(Records drawn from a dataset)
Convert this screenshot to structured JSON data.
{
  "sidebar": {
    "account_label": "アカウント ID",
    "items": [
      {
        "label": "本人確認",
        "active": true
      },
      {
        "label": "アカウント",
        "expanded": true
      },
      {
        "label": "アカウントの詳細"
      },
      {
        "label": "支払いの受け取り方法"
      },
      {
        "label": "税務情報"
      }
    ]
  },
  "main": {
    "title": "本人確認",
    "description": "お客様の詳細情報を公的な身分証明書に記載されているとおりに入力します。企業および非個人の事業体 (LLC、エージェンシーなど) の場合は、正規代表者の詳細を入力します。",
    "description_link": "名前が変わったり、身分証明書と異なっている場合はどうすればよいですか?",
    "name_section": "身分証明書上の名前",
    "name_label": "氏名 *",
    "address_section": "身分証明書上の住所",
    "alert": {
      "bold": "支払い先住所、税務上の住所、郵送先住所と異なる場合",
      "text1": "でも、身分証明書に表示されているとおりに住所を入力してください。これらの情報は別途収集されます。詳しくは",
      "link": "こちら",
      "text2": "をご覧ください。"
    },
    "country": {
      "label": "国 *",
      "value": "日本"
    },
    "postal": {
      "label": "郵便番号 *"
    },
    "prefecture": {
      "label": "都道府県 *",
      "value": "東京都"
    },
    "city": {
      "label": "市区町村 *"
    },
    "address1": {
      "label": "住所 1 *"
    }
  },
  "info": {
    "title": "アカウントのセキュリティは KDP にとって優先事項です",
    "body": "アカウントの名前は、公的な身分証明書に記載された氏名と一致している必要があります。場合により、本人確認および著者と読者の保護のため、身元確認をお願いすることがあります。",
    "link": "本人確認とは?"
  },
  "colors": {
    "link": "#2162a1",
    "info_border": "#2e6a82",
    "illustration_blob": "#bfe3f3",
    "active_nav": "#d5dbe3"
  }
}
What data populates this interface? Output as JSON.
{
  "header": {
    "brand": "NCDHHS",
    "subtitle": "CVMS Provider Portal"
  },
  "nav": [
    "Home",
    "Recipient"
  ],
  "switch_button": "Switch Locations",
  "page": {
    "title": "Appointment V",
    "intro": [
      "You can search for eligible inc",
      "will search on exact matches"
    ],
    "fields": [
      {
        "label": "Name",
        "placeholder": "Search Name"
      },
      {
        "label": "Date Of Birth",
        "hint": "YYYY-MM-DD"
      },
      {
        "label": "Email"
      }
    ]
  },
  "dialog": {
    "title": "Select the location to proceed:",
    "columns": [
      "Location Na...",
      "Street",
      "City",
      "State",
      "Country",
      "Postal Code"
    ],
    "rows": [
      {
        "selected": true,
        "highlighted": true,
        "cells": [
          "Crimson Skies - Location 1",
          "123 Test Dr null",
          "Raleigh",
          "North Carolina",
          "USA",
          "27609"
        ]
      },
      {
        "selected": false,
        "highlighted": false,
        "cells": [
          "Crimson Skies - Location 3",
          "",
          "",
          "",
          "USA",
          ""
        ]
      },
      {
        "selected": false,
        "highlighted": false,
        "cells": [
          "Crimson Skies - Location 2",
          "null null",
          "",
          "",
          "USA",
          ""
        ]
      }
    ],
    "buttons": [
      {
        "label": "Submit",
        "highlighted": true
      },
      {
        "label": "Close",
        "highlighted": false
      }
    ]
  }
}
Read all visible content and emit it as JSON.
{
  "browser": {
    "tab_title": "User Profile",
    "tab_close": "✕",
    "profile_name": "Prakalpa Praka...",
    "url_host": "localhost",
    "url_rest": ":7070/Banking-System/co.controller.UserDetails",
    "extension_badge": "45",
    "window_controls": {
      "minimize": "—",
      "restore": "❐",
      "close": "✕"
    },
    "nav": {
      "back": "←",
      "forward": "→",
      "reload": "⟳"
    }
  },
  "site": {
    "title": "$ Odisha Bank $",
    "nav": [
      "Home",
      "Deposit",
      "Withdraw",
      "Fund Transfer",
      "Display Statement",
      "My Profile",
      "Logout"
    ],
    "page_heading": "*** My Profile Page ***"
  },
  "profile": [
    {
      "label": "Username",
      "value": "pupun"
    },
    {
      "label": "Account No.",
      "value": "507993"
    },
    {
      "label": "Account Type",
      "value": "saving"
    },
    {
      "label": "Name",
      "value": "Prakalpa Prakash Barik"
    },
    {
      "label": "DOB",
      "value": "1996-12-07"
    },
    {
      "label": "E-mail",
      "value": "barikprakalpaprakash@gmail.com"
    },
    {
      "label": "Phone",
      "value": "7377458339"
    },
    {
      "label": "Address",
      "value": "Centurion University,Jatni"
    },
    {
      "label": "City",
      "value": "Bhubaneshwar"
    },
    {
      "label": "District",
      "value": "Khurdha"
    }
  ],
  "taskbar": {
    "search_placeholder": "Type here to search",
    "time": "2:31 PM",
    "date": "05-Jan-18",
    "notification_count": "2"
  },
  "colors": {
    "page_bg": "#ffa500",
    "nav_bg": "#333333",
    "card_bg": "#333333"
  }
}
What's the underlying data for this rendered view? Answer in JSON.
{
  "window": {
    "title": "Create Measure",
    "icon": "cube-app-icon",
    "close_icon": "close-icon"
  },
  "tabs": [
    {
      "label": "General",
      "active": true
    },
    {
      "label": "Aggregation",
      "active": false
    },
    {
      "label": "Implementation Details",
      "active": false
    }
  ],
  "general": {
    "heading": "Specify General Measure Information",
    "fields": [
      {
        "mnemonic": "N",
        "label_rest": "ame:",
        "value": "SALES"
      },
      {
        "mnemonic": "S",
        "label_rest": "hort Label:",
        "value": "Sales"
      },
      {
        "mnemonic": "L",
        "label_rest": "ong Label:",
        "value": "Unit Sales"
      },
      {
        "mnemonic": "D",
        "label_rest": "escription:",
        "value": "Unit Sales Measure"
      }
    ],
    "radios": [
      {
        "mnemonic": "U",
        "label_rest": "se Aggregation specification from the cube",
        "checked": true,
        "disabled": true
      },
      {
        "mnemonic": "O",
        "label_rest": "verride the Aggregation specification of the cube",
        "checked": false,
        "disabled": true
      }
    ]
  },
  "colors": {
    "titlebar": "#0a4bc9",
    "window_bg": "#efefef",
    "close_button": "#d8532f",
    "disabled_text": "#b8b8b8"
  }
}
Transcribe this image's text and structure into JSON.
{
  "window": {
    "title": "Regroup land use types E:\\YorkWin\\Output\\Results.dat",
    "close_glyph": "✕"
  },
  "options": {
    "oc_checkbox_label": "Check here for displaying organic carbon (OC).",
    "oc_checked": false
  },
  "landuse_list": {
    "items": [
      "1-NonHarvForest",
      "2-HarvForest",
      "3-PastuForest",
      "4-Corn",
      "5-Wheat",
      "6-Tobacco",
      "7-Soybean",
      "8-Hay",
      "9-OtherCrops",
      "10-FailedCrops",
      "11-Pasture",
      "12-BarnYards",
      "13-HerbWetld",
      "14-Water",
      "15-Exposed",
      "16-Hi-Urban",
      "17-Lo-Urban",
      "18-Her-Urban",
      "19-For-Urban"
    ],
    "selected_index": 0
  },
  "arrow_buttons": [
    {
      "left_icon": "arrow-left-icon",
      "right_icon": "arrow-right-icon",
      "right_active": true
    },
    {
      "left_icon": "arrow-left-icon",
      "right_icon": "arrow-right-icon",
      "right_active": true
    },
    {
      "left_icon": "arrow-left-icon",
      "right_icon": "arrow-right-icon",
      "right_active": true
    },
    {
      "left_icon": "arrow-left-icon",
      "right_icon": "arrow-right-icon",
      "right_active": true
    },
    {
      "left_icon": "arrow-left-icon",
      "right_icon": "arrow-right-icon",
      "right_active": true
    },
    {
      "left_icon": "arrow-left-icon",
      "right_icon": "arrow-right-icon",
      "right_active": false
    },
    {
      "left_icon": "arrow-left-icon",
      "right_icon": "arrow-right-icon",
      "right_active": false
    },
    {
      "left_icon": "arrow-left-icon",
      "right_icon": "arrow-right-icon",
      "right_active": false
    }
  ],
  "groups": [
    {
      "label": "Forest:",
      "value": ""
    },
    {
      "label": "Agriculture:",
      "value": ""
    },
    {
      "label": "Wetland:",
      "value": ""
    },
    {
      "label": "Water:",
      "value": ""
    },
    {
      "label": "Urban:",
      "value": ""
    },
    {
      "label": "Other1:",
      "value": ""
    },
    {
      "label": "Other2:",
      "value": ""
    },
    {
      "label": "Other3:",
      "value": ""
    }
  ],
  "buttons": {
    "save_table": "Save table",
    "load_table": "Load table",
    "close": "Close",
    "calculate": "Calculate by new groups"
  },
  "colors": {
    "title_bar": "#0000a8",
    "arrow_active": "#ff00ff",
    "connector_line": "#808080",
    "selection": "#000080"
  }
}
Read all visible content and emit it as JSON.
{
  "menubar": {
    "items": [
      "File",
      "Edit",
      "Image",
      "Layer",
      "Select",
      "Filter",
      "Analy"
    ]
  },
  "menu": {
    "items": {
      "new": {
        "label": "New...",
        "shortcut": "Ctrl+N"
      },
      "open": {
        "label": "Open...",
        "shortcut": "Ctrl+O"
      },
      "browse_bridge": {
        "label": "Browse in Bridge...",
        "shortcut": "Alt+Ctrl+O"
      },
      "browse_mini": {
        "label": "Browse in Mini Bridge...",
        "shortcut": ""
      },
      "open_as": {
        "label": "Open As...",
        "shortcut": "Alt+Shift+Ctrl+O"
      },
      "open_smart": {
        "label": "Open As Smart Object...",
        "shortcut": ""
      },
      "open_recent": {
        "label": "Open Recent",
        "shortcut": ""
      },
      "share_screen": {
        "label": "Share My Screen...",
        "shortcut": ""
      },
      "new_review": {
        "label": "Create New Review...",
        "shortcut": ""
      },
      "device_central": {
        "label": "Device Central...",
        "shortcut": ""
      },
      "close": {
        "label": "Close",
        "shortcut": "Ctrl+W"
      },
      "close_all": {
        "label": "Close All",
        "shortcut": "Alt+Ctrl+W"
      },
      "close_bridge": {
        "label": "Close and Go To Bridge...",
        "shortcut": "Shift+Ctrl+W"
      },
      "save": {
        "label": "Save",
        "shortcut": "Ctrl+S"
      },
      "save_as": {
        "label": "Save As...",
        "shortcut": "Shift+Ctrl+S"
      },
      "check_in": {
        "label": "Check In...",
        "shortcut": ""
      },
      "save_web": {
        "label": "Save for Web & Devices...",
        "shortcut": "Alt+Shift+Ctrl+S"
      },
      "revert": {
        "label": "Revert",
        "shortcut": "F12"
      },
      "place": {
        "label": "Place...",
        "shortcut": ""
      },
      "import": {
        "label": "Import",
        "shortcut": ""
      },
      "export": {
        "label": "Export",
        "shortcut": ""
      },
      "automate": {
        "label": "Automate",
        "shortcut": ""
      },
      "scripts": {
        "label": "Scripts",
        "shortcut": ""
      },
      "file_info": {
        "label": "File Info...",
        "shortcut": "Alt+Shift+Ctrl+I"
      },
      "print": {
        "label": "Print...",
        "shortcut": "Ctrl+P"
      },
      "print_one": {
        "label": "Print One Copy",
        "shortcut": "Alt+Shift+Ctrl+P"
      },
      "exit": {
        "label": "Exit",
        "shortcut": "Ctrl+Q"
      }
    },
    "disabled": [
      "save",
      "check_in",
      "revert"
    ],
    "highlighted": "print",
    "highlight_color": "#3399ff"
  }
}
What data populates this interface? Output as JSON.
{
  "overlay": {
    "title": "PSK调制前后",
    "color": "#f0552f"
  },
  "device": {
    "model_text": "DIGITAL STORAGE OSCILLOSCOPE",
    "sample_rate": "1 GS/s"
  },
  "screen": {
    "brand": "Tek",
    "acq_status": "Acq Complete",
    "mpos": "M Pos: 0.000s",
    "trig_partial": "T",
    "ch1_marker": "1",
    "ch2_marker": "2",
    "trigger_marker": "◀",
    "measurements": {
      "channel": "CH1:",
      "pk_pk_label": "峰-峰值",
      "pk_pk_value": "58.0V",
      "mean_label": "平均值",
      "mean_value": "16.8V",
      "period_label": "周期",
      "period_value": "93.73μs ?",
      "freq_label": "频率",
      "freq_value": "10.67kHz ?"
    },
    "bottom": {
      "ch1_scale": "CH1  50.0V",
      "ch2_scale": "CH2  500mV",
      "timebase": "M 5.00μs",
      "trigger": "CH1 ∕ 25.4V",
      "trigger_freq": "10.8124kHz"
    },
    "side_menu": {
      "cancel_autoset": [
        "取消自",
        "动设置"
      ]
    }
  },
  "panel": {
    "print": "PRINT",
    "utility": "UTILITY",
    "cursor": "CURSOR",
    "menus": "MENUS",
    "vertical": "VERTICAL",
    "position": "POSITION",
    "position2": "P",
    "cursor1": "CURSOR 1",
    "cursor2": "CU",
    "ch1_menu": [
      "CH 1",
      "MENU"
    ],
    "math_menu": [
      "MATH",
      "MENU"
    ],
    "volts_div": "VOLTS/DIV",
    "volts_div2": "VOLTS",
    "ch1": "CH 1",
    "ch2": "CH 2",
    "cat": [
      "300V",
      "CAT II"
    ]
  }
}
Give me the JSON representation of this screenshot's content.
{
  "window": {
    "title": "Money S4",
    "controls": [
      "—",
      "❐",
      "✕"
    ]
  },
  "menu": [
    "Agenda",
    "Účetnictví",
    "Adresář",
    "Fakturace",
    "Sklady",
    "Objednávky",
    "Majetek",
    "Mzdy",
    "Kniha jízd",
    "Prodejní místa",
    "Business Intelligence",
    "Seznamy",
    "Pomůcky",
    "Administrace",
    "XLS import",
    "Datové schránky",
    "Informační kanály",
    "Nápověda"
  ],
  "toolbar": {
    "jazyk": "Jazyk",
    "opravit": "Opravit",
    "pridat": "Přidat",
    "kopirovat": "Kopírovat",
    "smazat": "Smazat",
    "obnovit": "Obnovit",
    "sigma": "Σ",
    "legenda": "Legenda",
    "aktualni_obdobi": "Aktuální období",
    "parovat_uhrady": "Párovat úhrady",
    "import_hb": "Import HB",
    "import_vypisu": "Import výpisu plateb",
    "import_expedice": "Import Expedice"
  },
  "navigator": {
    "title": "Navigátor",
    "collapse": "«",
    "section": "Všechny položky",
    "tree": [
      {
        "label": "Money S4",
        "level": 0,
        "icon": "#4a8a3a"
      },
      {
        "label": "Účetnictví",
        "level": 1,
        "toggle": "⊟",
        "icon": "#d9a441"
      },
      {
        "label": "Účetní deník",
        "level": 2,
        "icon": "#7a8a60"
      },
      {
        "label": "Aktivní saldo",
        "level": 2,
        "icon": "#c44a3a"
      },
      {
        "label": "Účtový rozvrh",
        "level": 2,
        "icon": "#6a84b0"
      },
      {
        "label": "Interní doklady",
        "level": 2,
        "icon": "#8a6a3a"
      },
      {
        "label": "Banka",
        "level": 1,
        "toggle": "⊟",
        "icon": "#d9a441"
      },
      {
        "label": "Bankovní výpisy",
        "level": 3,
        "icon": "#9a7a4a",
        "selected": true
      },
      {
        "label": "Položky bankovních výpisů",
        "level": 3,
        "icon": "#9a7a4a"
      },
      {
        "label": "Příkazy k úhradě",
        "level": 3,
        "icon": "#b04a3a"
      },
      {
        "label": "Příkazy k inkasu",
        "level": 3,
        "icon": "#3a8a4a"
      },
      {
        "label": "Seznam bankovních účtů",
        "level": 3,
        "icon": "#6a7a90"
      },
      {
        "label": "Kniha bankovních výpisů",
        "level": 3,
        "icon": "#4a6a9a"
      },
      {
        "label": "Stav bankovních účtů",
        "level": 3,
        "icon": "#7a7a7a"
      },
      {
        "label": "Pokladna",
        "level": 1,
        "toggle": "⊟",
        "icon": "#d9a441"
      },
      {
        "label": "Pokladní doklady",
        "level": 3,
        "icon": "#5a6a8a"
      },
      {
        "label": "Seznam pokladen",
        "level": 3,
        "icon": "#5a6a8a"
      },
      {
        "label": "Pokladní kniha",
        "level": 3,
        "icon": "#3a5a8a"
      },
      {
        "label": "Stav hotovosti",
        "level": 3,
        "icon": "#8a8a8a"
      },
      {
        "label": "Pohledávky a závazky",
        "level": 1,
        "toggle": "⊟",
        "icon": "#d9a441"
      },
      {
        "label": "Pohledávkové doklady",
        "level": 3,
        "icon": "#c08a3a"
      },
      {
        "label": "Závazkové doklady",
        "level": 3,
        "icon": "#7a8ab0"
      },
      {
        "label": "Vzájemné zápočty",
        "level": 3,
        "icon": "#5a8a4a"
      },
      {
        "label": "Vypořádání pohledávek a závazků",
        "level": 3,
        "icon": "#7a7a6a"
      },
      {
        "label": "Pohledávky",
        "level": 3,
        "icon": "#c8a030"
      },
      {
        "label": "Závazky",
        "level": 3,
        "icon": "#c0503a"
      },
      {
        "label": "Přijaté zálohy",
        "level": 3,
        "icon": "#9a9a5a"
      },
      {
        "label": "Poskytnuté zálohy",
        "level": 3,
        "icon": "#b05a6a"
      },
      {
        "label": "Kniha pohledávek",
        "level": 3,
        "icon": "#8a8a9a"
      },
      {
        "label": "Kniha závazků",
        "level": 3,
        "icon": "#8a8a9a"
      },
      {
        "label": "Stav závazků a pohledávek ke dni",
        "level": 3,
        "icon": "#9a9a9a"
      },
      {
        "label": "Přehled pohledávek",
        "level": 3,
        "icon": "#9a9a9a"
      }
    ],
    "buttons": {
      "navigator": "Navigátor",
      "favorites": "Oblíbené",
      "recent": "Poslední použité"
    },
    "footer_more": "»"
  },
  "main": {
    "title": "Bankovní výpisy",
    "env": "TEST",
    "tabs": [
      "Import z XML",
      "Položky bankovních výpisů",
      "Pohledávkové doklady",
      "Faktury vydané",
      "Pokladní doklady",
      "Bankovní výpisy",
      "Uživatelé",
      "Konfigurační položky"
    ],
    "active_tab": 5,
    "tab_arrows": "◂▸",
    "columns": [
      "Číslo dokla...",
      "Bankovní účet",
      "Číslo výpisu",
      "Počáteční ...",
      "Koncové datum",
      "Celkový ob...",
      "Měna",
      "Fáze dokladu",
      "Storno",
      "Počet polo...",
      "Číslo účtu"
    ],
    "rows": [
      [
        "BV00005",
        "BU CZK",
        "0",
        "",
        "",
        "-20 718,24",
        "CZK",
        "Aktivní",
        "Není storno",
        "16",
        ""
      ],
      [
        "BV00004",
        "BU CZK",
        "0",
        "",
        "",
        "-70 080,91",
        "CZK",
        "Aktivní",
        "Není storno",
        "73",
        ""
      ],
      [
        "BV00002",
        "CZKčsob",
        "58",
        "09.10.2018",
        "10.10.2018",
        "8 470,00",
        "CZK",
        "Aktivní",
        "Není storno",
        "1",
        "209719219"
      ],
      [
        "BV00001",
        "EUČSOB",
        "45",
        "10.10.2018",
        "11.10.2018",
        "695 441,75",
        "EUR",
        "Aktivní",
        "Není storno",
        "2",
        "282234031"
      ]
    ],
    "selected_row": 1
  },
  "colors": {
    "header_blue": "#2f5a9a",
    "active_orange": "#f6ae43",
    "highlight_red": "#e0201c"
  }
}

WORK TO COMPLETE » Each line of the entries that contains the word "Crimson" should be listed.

RESPONSE BELOW »
          "Crimson Skies - Location 1",
          "Crimson Skies - Location 3",
          "Crimson Skies - Location 2",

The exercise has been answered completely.